As the doors of the Licking County Transit bus slid open to let off its only passenger on a recent Wednesday afternoon, two men hurried down the sidewalk, one trailing after the other. 

The bus, following the three-month-old “green line” from Granville to Newark, is one of three that operates along three “deviated fixed routes,” covering a 12-mile stretch of Licking County from east to west alongside the red Main Street line. The blue 21st Street line covers just over 5 miles from North to South. 

“Come on, I got to go to work,” the first man called to his friend as he hauled himself into a front row seat, one hand clutching his Monster energy drink. The slower one stopped just ahead of the doors of the bus and took a final drag of his cigarette before dropping it to the sidewalk and stamping it out with the heel of his work boot. 

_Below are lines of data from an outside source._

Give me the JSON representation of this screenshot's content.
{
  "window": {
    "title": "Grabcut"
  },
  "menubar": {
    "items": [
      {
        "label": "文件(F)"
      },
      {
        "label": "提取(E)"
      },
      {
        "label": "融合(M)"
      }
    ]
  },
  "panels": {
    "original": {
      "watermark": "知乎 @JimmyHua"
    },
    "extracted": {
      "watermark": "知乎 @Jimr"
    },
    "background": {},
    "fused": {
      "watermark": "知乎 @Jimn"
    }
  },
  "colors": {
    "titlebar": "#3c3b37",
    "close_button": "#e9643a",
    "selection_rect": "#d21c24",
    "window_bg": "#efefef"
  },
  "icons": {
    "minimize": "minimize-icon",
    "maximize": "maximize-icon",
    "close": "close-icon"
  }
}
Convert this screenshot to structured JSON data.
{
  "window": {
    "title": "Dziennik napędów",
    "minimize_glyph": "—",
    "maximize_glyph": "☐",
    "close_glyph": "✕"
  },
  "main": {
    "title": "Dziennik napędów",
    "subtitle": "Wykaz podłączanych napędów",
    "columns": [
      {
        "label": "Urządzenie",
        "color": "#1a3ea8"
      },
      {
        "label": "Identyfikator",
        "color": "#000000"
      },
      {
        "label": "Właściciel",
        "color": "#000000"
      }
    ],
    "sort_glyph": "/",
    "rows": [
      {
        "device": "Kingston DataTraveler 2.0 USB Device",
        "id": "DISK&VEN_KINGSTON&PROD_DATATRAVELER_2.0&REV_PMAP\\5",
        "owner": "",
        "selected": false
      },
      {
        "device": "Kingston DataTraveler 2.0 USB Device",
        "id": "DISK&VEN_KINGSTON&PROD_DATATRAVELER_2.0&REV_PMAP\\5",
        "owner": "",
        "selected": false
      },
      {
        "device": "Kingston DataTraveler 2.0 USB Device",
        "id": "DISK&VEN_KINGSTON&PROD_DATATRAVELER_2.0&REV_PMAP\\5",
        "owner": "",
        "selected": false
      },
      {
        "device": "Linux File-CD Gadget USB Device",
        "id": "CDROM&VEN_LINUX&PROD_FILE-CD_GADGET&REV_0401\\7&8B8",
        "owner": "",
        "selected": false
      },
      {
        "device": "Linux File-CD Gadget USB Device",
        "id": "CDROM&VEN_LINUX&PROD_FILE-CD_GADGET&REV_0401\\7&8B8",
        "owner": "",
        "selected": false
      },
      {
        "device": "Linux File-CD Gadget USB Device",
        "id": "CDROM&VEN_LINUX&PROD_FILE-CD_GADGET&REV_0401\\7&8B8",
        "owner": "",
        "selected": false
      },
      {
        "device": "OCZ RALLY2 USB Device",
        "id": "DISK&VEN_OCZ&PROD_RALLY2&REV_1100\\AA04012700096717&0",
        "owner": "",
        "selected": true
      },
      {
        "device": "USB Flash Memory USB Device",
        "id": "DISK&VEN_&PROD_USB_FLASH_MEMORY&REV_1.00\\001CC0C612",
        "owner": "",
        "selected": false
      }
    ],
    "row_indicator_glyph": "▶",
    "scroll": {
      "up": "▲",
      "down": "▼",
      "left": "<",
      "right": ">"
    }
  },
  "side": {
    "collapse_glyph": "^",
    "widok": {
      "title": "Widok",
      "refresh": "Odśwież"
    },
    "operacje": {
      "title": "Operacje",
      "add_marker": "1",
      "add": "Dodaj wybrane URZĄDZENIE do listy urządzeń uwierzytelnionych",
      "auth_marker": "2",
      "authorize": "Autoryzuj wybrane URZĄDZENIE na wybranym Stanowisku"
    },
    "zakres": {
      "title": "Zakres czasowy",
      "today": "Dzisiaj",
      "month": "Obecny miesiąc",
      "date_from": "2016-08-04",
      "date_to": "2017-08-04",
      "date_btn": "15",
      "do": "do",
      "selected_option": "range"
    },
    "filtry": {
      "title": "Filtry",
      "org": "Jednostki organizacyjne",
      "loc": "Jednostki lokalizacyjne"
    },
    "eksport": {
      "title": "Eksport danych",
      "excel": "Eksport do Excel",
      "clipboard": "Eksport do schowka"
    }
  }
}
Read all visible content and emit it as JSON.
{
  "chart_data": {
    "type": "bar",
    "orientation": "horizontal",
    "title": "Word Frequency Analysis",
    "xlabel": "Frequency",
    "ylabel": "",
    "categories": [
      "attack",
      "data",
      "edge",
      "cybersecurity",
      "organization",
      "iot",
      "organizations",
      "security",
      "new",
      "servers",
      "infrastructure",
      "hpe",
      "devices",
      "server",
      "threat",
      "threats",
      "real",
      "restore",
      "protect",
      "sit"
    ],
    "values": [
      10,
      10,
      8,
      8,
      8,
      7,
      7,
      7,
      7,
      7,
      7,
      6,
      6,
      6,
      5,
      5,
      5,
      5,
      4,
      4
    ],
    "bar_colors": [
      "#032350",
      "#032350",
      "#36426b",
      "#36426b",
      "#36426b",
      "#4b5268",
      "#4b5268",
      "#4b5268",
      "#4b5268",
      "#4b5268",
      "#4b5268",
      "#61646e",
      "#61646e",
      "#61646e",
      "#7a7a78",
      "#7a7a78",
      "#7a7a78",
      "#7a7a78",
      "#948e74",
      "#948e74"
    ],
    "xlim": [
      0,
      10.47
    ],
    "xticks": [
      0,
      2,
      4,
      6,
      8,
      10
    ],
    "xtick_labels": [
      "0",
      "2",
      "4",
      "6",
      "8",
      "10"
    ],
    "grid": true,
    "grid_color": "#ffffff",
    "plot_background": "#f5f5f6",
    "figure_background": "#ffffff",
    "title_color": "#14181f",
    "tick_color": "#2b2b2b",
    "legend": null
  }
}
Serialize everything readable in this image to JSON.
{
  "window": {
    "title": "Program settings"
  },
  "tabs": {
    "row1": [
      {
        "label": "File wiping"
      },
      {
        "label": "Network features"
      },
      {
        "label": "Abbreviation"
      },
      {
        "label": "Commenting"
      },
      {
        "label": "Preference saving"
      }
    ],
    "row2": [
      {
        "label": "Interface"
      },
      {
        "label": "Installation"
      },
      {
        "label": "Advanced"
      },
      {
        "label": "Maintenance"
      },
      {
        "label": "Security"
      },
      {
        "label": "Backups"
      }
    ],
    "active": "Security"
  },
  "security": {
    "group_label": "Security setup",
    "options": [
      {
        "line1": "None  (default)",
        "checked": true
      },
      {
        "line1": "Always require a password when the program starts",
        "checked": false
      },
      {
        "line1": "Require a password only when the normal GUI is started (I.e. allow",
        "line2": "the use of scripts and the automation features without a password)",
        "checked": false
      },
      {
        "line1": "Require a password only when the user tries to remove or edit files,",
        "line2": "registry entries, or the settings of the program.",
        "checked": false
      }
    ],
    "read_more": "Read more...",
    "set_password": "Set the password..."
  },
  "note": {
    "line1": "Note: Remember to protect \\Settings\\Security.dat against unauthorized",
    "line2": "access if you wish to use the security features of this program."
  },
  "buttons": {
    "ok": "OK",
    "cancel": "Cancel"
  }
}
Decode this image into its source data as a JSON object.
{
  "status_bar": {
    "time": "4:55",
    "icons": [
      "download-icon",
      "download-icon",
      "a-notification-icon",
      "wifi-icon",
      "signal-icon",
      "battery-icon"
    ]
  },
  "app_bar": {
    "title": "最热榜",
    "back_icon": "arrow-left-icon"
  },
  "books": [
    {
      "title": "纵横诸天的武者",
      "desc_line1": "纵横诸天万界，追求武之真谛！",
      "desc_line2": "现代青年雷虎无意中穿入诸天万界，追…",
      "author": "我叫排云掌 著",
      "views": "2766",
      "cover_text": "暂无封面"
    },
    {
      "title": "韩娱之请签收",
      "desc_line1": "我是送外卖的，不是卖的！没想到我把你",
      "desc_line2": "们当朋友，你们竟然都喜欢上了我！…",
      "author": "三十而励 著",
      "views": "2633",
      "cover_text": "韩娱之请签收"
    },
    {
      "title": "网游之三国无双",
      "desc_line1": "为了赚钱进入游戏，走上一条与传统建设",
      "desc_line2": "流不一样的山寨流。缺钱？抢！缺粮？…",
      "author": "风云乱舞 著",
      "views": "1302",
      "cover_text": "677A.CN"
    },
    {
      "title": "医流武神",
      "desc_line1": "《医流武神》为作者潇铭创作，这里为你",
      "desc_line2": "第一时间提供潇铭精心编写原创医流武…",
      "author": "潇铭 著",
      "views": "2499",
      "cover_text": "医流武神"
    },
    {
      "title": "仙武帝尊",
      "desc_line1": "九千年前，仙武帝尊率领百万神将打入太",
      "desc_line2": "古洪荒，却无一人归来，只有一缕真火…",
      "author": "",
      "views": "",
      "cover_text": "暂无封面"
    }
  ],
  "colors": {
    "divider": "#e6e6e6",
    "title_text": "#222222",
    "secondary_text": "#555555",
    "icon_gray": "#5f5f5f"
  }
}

“You came on time!” he said, grinning at bus driver Tyler McCallister before taking the seat behind his friend and leaning forward to add, “I’m so used to him being four minutes late!” 

A computer specialist by trade, McCallister, 35, has been a driver for Licking County Transit since August of 2023. In March of 2024, McCallister took on the newly created Granville line, making about six loops of the hour-long route every afternoon Monday through Friday. Every other Saturday, he drives for Licking County Transit’s on-demand services. 

Rides on Licking County Transit buses are rarely quiet during the week. The rattle of the engine and the roar of air conditioning — a welcome feature as temperatures push 80 degrees — doesn’t stop passengers and drivers alike from making conversation. 

Boarding the 21st Street Route bus at the Transit’s transfer shelter at 1717 W Main St, Bennie and Jeffrey proudly announced that it’s their first time using the service. Transplants from New York City, where public transit is the norm, the two are hopeful that the current bus lines will be the first of many public transportation options in Licking County. 

“If there was a sister system for Heath, that would be great for people who are trying to get there,” said Bennie, who works at the Heath Sheetz. 

A Heath line is already in the works at Licking County Transit and could be running as early as October, according to the Newark Advocate.

In the absence of public transportation, Bennie has been relying on Safe Cab, which operates in Newark, Granville and Heath, though the limited availability and high demand of the services makes scheduling a ride difficult and time consuming. 

Just after 3:35 p.m., Bennie, Jeffrey, and two other passengers got off at the Newark Walmart with a promise from driver Dennis Combs that he would be back to collect them, and their groceries, in an hour. At the Kroger down the road, the doors open to let out a regular on Combs’ bus, a woman whose back pain prevents her from driving. He’ll be back to drive her home in an hour, too. 

Combs, 67, who has been driving for Licking County Transit since July of 2023, says he has a lot of regulars on his route, including the welding student who gets on at the transfer shelter at 3 p.m. every Monday through Thursday. The young man waiting at the Camp Street stop, who Combs knows is headed to Pierson Drive without asking. The young woman from Ohio State University who gets a ride to her job at Otterbein SeniorLife a few times a week. Combs might not know their names, but each day he sees a piece of their lives that few others do. 

“I enjoy just the thank-yous I get daily, like the gentleman I dropped off back there,” said Combs, referring to the welding student. “Every day, it’s his positive attitude, you know, ‘Thanks; have a nice day.’”

McCallister has a similar relationship with his passengers. Though his route is still establishing itself after less than three months in action, he’s already a fixture in the lives of those he transports. 

“It’s real cool because this is [the bus drivers’] job, but they’re also like doing service work as well,” said a man who got on during the 4 p.m. stop at the transfer shelter. He and four other men take the bus from a sober living house to their recovery program and back every day. 

For these men, the convenience of a ride from door to door isn’t the only thing that makes a difference. While there is a $4 charge for the Licking County Transit’s on-demand bus service, the agency has not yet introduced fares for its fixed routes, making the ride free for all passengers. 

Minutes later, the men filed off the bus, calling goodbyes to McCallister and taunting each other for taking too long on the stairs. As the doors closed behind them, McCallister noted that the man he’d picked up earlier, with the slow smoking friend and the Monster energy drink, is a resident at this sober living community, too. 

Knowing their passengers isn’t in the job description of Licking County Transit drivers like Combs and McCallister. That doesn’t stop them from making everyday connection and community their business. 

Emma Baum writes for, the nonprofit news organization of Denison University’s Journalism program, which is supported by generous donations from readers. Sign up for The Reporting Project newsletter here.